LOS ANGELES – Surprise is what makes "24" (search) tick, and there should be plenty of it as Jack Bauer (search) embarks on a fourth season of saving the world from terrorists. Or maybe this time he won't. With Agent Bauer, played by Kiefer Sutherland (search), you can never be sure.
"There's a sort of roiling internal conflict put into the body of a hero," says executive producer Evan Katz, describing Bauer's "dark corners" as being more traditional for a villain. "You're not sure what he will do, not sure how far he will go."
Last season, Bauer shot up heroin, cut off the arm of his Counter Terrorist Unit partner, shot a man in custody to get him to hand over information more quickly and threatened to expose a terrorist's daughter to a deadly virus, just to name a few. But he also saved the world from that killer virus.
This season, set 18 months later, Bauer has kicked his drug habit. Booted out of CTU, he has a new job working for Secretary of Defense James Heller, played by William Devane.
Most of the series' previous villains, including President David Palmer's scheming wife, Sherry, are no more. Gone too, at least for now, are cast members Dennis Haysbert, who portrayed Palmer for three seasons, and Elisha Cuthbert, who played Bauer's constantly imperiled daughter, Kim.
Palmer decided not to run for re-election after the death of his evil wife. Katz would not discuss where Kim went, although both characters are still alive and therefore could return at any time.
Fox is premiering the new season of "24" as a "2"-day, "4"-hour event, Sunday, Jan. 9, and Monday, Jan. 10, 8-10 p.m. ET. Then, beginning Jan. 17, the remaining hour-long episodes — each consisting of an hour in the life of Bauer — will air Mondays at 9 p.m. without repeats or pre-emptions.
New this season, along with veteran character actor Devane, are Kim Raver as Heller's daughter and Bauer's new love interest, Audrey, and Alberta Watson as CTU chief Erin Driscoll, who of course totally disapproves of Bauer.
There are also spanking new CTU headquarters and a whole slew of new villains, including Nestor Serrano and Shohreh Aghdashloo (Oscar-nominated for 2003's "The House of Sand and Fog") as a Middle Eastern husband and wife plotting something dastardly.
"There's no question there are more wholesale changes than usual," Katz said.

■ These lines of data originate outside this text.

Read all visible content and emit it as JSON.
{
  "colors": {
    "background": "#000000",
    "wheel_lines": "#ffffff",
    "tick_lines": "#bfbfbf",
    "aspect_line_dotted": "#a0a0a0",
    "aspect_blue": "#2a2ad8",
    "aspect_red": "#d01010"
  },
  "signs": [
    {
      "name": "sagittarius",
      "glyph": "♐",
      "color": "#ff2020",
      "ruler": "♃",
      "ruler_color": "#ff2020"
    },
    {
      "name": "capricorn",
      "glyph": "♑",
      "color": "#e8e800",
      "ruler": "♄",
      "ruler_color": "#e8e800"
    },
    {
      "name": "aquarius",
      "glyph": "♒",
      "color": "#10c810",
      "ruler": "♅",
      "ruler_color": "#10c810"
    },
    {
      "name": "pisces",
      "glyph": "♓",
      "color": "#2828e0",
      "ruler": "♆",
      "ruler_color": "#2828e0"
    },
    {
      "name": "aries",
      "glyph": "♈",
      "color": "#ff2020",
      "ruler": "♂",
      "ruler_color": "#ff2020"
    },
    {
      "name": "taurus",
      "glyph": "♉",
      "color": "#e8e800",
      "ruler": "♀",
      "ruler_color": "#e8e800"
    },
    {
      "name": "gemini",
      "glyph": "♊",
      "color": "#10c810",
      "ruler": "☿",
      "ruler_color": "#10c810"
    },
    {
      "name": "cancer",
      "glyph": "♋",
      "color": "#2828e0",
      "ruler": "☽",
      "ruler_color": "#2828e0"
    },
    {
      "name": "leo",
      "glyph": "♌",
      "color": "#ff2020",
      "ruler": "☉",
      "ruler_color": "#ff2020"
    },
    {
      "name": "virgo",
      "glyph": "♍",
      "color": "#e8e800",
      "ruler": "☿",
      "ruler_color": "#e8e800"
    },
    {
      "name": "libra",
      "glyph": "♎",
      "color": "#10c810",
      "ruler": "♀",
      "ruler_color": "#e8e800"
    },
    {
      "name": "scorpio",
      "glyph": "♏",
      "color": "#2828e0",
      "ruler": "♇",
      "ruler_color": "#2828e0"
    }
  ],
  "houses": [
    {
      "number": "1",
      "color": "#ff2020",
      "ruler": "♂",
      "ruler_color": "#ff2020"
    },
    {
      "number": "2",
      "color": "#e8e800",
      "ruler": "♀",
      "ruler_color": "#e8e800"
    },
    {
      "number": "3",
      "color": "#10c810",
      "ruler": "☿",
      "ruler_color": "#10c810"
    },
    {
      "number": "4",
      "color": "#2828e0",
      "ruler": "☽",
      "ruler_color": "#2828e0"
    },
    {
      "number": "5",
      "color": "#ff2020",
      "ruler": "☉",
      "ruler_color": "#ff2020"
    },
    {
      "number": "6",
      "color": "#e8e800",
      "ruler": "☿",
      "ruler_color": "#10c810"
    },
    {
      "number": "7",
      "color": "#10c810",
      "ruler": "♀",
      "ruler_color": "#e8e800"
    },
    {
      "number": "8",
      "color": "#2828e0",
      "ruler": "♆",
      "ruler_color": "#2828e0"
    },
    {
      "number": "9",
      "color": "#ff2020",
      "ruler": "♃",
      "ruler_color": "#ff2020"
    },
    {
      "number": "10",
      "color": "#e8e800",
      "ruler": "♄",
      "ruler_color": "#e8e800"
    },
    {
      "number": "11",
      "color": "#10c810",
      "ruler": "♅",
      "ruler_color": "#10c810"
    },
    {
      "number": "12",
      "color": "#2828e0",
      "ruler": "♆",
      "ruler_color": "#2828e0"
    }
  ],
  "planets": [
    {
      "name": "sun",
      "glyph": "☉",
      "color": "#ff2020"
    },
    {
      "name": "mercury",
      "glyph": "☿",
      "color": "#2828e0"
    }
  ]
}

He noted the story lines involving President Palmer and Kim Bauer had "run their course" and that "catching the audience by surprise" remains a critical element of the series.
Not wanting to give away those surprises, Katz can't offer much elaboration. He does say the new season — "Day 4" as it's called, because each season covers 24 hours — will be "big emotionally," but that it's important to avoid making the action too fanciful — like over-the-top James Bond-style thrillers.
It's vital for the tension of the series that "it stay true to the real-time format," Katz explains. Yet that can be a challenge to the show's authenticity, particularly because the action takes place in Los Angeles, where traffic can be snarled around the clock.
"We stretch things as much as we can. We have helicopters and, don't forget, we count the time in commercial breaks," laughs Katz, whose previous credits include the quirky monster-chasing series "Special Unit 2," which aired on UPN several years ago.
The new CTU headquarters set — an elaborate, multistory maze of steel, glass and concrete with splashes of peacock blue and ruby red brightening its sleek design — looks like something any Bond movie would be proud to feature.
On this day, Raver's Audrey was challenging the methods and motivations of the CTU staff, while Devane waited off-camera for a later scene.
Wry and tough, Devane has the perfect manner for someone who's not supposed to give too much away.
"I'm the kind of secretary of defense the country needs," is about all he'd say about his character.
Devane's take on the plot?
"Jack works for me. I have a daughter who's my aide, and son who's kind of a hippie guy. We came to L.A. for something — I forget what — and all hell breaks loose and Jack takes charge."
He grins. "That's the one thing I've learned: Jack takes charge and he gets it done!"